The notation in the Museum’s artifact database is simple: “On loan.” But this artifact is a replica Nobel Prize. And its loan involves two government agencies, a crushed storage building, and a flight to the International Space Station.
Let’s start at the beginning – literally. As in the Big Bang. In 2006, John Mather of the NASA Goddard Space Flight Center was awarded the Nobel Prize for Physics jointly with George F. Smoot of the University of California at Berkeley “for their discovery of the blackbody form and anisotropy of the cosmic background radiation.” That is, using the COBE (COsmic Background Explorer) satellite, Mather and Smoot discovered “the basic form of the cosmic microwave background radiation as well as its small variations”—work that confirms the theory of the Big Bang. The National Air and Space Museum displays a replica of the COBE satellite in the “Explore the Universe” exhibit in the National Mall Building.
The Nobel Prize, a series of yearly international awards endowed by Swedish industrialist and inventor Alfred Nobel, consists of a monetary prize, a diploma, and a gold medal. But Laureates have the opportunity to have bronze replica medals minted for their private use. Mather requested three.
And thus, the Museum received into its collection a Nobel Prize medal. On October 3, 2007, during a reception and invited talk sponsored by NASA at the National Air and Space Museum, Mather presented Museum director General Jack Dailey with a bronze replica of the award’s medal. Mather gave another copy to NASA.
In 2010, NASA astronaut Piers Sellers contacted Mather about flying a copy of his Nobel Prize aboard STS-132, a mission aboard the Space Shuttle Atlantis, destined for the International Space Station in May. Astronauts often collaborate to assemble the significant objects that fly aboard each space mission. Mather was delighted. But, he quickly discovered that the medals he had given to NASA had been encased in thick plastic for display. Removing the coating risked damaging the medals. Flying the coated medals risked off-gassing (that smell that almost all plastics emit), which could be harmful in a spacecraft’s sealed environment. Only the Museum’s medal remained in its original state. So Mather contacted the Museum.
The timing stunk. Just the week prior was the historic early February snow storm that paralyzed Washington, DC for a full week. The heavy snow damaged a critical storage and processing building at the Paul E. Garber facility in Suitland, Maryland. Every object that came in or out of the Museum usually passed through that building. The entire loan program was shut down, frozen, blocked. The staff was working overtime in rescue mode.
Fortunately, the Mather Nobel Prize replica was at the National Mall Building.
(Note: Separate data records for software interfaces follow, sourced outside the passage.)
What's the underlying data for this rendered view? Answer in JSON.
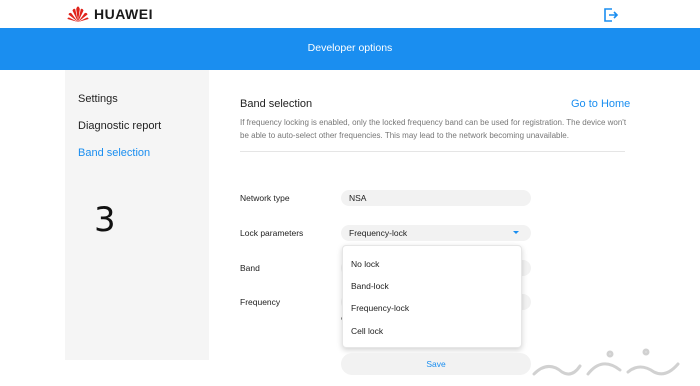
{
  "header": {
    "brand": "HUAWEI",
    "banner_title": "Developer options"
  },
  "sidebar": {
    "items": [
      {
        "label": "Settings",
        "active": false
      },
      {
        "label": "Diagnostic report",
        "active": false
      },
      {
        "label": "Band selection",
        "active": true
      }
    ],
    "annotation": "3"
  },
  "main": {
    "title": "Band selection",
    "go_home": "Go to Home",
    "warning": "If frequency locking is enabled, only the locked frequency band can be used for registration. The device won't be able to auto-select other frequencies. This may lead to the network becoming unavailable.",
    "form": {
      "network_type": {
        "label": "Network type",
        "value": "NSA"
      },
      "lock_parameters": {
        "label": "Lock parameters",
        "value": "Frequency-lock",
        "options": [
          "No lock",
          "Band-lock",
          "Frequency-lock",
          "Cell lock"
        ]
      },
      "band": {
        "label": "Band"
      },
      "frequency": {
        "label": "Frequency"
      }
    },
    "save_label": "Save"
  },
  "colors": {
    "accent": "#1a8ef0",
    "brand_red": "#e0231b",
    "sidebar_bg": "#f5f5f5"
  },
  "icons": {
    "logo": "huawei-logo",
    "logout": "logout-icon",
    "caret": "caret-down-icon"
  }
}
And, notwithstanding the pressures they were facing, the Museum’s loan staff were willing to do all of the work (and paperwork) necessary to prepare an object for loan in only 24 hours, without cutting corners. Within days, Museum staff had hand-delivered the replica Nobel Prize to NASA Headquarters in Washington, DC.
Surprisingly, tracking the transit of a Nobel Prize is not very different than tracking any other package. Because time was short, NASA shipped Mather’s Nobel to the Johnson Spaceflight Center in Houston, Texas via FedEx. Entering the tracking number in the website, one could “watch” the Nobel make its way to the astronaut office.
The completion of the complex loan delivery came with glad tidings and good humor. When he received the package, Piers Sellers e-mailed the Museum, “Hello everyone. I have received the Nobel Prize. (I always wanted to say that.) I will hand it over to NASA pronto. Best, P.”
Margaret A. Weitekamp is a curator in the Division of Space History at the National Air and Space Museum